Data extracts
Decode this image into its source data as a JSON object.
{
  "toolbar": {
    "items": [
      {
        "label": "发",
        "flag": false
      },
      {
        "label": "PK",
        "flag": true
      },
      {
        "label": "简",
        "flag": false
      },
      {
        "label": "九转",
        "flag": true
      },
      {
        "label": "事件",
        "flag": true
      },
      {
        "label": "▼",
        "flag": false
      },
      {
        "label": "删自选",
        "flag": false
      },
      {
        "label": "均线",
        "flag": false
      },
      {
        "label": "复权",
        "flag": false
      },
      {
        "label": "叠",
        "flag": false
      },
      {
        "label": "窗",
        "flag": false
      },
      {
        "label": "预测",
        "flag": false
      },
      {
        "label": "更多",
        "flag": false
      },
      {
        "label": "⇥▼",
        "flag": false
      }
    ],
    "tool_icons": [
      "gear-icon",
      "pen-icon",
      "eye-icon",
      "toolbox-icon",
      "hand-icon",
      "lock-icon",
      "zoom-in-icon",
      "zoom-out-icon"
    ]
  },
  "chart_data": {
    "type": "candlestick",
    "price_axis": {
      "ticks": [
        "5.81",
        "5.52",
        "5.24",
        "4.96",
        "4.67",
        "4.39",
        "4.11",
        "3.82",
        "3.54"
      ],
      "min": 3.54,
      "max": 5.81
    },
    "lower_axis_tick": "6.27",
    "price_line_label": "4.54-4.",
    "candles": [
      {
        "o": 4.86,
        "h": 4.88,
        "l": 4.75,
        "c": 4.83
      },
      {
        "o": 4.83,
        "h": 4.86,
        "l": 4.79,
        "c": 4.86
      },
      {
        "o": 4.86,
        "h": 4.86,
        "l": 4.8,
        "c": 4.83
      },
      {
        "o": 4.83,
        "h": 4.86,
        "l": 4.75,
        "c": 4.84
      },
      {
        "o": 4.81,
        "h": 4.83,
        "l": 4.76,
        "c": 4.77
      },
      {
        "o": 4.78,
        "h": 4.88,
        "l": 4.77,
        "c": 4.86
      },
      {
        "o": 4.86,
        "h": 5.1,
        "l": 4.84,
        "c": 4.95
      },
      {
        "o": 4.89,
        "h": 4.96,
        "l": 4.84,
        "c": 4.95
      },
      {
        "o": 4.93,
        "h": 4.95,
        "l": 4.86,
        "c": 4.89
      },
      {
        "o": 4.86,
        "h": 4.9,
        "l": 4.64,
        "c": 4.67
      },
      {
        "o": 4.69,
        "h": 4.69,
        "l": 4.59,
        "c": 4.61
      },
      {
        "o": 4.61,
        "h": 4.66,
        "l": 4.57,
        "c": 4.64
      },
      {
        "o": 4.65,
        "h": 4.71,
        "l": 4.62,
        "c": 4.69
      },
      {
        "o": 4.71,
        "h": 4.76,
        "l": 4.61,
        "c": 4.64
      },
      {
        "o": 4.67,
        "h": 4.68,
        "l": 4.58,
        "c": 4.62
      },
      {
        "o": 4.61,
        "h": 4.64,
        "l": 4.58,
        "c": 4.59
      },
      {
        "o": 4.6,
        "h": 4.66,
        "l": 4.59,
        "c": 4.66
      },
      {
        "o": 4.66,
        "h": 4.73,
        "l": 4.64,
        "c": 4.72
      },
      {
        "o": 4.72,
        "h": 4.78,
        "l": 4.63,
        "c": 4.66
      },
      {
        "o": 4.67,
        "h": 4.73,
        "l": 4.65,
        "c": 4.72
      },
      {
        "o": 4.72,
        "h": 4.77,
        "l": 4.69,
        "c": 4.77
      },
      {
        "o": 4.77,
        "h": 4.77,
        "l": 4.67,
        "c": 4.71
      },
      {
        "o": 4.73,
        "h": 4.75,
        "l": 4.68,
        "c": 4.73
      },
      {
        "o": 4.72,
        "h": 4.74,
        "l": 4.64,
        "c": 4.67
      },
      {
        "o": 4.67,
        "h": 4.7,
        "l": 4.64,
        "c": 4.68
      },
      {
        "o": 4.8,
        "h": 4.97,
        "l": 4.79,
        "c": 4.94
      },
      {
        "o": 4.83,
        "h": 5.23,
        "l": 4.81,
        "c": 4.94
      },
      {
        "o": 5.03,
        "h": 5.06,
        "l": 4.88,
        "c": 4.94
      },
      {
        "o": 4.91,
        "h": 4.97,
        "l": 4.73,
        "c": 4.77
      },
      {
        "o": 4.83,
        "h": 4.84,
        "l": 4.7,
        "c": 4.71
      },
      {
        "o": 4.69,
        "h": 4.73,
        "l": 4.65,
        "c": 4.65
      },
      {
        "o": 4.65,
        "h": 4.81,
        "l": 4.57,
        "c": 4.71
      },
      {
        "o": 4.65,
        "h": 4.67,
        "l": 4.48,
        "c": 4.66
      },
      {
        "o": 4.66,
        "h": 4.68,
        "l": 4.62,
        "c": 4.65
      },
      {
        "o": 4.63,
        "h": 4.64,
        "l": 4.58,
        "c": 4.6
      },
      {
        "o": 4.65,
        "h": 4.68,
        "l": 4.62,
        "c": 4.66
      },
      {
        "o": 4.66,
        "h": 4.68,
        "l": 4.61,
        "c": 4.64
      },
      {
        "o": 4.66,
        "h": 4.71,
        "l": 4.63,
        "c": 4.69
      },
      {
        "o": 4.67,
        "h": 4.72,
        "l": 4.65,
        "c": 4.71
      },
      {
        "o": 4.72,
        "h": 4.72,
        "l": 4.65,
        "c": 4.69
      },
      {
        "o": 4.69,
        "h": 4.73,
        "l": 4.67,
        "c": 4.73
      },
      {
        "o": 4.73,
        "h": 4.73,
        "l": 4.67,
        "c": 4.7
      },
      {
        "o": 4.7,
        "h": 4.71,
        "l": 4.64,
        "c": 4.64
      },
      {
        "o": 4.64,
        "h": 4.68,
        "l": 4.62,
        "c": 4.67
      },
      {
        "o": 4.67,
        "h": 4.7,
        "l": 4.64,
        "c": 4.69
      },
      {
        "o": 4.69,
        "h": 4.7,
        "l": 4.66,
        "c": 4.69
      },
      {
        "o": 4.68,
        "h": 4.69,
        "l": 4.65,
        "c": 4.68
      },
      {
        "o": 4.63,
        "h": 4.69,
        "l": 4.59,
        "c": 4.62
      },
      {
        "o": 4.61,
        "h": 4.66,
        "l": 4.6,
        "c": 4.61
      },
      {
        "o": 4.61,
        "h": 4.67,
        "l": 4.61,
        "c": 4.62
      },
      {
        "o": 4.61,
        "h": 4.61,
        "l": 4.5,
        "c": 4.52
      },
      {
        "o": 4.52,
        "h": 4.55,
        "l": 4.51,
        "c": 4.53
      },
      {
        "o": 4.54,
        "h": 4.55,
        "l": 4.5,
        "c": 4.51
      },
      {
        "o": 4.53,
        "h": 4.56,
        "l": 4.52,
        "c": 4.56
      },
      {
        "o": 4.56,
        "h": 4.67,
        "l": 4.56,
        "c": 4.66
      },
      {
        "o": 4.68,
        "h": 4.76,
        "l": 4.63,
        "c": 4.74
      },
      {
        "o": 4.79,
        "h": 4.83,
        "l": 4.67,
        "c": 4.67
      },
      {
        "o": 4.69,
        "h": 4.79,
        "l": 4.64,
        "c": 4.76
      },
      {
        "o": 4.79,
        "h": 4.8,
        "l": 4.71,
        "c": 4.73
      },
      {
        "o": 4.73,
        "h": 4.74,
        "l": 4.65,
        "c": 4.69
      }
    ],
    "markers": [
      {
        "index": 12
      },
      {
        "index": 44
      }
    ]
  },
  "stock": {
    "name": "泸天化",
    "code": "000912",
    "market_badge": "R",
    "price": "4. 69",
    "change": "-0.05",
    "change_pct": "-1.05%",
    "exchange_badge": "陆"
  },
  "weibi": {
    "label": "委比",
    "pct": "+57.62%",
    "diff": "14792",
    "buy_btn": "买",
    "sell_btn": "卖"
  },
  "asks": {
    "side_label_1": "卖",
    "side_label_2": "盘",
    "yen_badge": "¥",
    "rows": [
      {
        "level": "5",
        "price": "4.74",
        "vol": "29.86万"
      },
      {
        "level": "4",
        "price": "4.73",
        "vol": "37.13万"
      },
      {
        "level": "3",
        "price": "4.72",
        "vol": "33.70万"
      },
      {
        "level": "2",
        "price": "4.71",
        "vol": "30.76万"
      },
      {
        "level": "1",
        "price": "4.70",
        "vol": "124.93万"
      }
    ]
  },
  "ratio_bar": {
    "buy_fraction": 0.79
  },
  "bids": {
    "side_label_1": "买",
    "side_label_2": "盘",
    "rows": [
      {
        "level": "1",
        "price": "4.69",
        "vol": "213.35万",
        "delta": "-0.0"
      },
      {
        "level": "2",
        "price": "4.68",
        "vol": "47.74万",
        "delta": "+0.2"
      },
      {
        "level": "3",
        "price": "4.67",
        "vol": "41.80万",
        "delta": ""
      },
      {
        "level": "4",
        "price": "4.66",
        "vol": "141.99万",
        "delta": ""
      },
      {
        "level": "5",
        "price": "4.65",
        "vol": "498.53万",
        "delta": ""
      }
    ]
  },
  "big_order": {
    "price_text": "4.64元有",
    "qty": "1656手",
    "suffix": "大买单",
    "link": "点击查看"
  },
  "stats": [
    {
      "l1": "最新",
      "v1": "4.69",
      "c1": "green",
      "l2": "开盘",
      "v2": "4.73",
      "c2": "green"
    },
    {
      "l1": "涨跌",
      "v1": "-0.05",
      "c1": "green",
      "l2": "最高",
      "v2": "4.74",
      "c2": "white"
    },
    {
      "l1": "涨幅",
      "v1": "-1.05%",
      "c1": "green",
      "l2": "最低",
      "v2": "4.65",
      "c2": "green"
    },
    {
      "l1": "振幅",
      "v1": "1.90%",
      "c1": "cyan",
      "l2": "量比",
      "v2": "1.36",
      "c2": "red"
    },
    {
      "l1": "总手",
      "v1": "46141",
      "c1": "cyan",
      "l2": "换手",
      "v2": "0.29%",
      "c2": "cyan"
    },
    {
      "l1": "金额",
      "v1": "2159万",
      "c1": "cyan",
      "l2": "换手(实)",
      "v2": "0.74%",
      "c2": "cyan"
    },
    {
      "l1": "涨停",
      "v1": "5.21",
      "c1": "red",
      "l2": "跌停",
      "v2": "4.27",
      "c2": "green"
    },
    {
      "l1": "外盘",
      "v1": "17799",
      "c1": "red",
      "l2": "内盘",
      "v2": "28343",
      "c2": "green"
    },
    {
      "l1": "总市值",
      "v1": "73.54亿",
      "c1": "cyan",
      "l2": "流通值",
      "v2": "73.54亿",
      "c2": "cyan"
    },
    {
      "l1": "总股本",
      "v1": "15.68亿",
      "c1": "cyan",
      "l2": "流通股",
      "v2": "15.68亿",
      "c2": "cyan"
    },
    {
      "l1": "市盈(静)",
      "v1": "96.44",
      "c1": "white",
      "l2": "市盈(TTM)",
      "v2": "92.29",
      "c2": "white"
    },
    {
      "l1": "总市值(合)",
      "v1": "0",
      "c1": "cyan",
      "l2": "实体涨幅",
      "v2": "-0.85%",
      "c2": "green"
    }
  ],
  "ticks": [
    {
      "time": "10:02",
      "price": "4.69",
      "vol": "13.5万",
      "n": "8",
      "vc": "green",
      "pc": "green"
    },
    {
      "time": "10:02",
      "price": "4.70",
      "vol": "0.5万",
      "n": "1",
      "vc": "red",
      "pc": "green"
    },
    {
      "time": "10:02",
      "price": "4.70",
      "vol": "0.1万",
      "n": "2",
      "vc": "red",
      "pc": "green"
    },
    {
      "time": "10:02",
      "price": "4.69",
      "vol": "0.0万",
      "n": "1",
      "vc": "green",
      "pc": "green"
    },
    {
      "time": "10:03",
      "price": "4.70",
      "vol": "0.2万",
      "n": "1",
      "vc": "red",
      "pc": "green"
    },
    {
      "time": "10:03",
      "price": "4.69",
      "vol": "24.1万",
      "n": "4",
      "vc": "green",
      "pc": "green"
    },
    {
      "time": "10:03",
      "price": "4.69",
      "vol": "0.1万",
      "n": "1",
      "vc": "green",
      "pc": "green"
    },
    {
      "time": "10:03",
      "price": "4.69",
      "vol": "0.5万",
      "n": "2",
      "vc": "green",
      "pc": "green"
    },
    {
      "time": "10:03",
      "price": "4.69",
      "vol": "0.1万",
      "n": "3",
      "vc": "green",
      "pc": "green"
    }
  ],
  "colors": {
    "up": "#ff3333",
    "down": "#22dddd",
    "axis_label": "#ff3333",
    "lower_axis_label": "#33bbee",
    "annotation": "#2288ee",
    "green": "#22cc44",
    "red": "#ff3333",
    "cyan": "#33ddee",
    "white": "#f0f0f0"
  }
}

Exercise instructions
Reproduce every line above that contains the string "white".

Exercise answer
      "c2": "white"
      "c1": "white",
      "c2": "white"
    "white": "#f0f0f0"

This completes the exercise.